In the fall, many queens fly out of the nest to seek out a protected area for the winter, usually under some loose bark. Then in the spring, the queen finds a tree or shrub to start making another nest, first forming a small paper nest inside to contain a paper “comb.” This is where she will raise her first brood of larvae which will consist of workers who will eventually forage for food, make the nest bigger, care for the young and defend the whole colony.
How to Find a Nest
Look for nests on the branches of trees and shrubs. Sometimes they can be as high as 20 feet up in a tree but most likely you’ll see them closer to the ground within about 12 feet. While the bald faced hornet may make a nest on the side of your home, it won’t burrow its nest inside vents and under eaves like yellow jackets will.
How to Get Rid of Them
Attempting to rid your property of bald faced hornets isn’t a good DIY idea. Those pests will aggressively attack and sting anyone that threatens their safety. Even small nests can be dangerous, but big coordinated attacks don’t usually happen until the nest is quite large. At their largest, colonies can total up to 1,000 hornets.
If you do get stung, ice the area, as it will probably swell. If you are allergic to their venom, you may experience swelling in the whole face and other areas or break out in hives. Seek medical attention if you have difficulty breathing.
There are a couple of DIY approaches you can take on your own but they’re not guaranteed to work. Leave dryer sheets on or near tables, as they hate the smell. They also don’t like mothballs, cucumbers or cloves. Alternatively, you could hang a blown-up brown paper bag nearby to resemble a nest, as hornets are territorial and won’t go near areas where they suspect there is another colony.
Contact Cavanaugh’s Professional Termite and Pest Services
Your best bet it to hire a professional to get rid of your bald faced hornet problem.
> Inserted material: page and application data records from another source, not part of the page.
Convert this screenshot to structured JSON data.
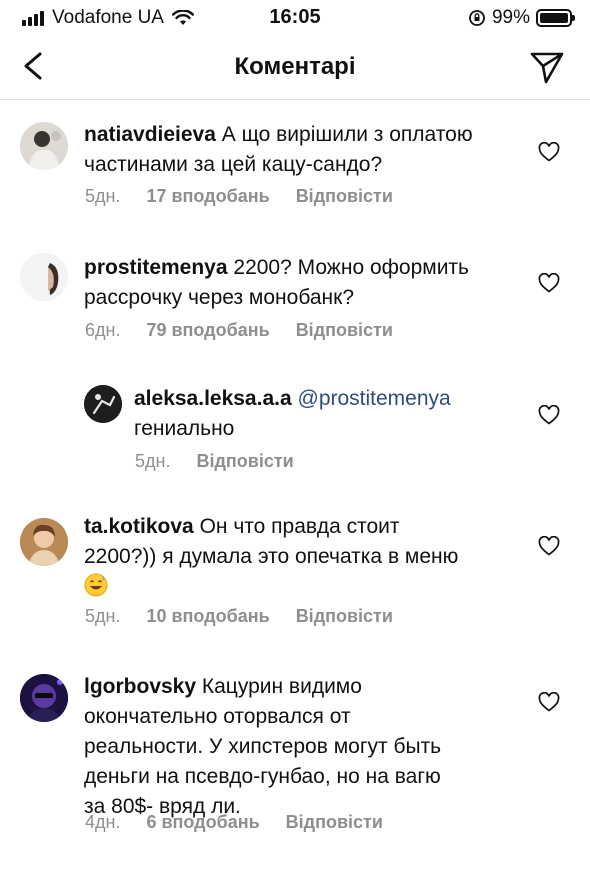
{
  "status_bar": {
    "carrier": "Vodafone UA",
    "time": "16:05",
    "battery": "99%",
    "battery_level": 0.99
  },
  "header": {
    "title": "Коментарі"
  },
  "comments": [
    {
      "username": "natiavdieieva",
      "text_1": "А що вирішили з оплатою",
      "text_2": "частинами за цей кацу-сандо?",
      "time": "5дн.",
      "likes": "17 вподобань",
      "reply": "Відповісти"
    },
    {
      "username": "prostitemenya",
      "text_1": "2200? Можно оформить",
      "text_2": "рассрочку через монобанк?",
      "time": "6дн.",
      "likes": "79 вподобань",
      "reply": "Відповісти"
    },
    {
      "username": "aleksa.leksa.a.a",
      "mention": "@prostitemenya",
      "text_2": "гениально",
      "time": "5дн.",
      "reply": "Відповісти"
    },
    {
      "username": "ta.kotikova",
      "text_1": "Он что правда стоит",
      "text_2": "2200?)) я думала это опечатка в меню",
      "emoji": "grinning-sweat-emoji",
      "time": "5дн.",
      "likes": "10 вподобань",
      "reply": "Відповісти"
    },
    {
      "username": "lgorbovsky",
      "text_1": "Кацурин видимо",
      "text_2": "окончательно оторвался от",
      "text_3": "реальности. У хипстеров могут быть",
      "text_4": "деньги на псевдо-гунбао, но на вагю",
      "text_5": "за 80$- вряд ли.",
      "time": "4дн.",
      "likes": "6 вподобань",
      "reply": "Відповісти"
    }
  ]
}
Contact Cavanaugh’s Professional Termite and Pest Services at one of our three locations in Freehold, Flanders and Somerville.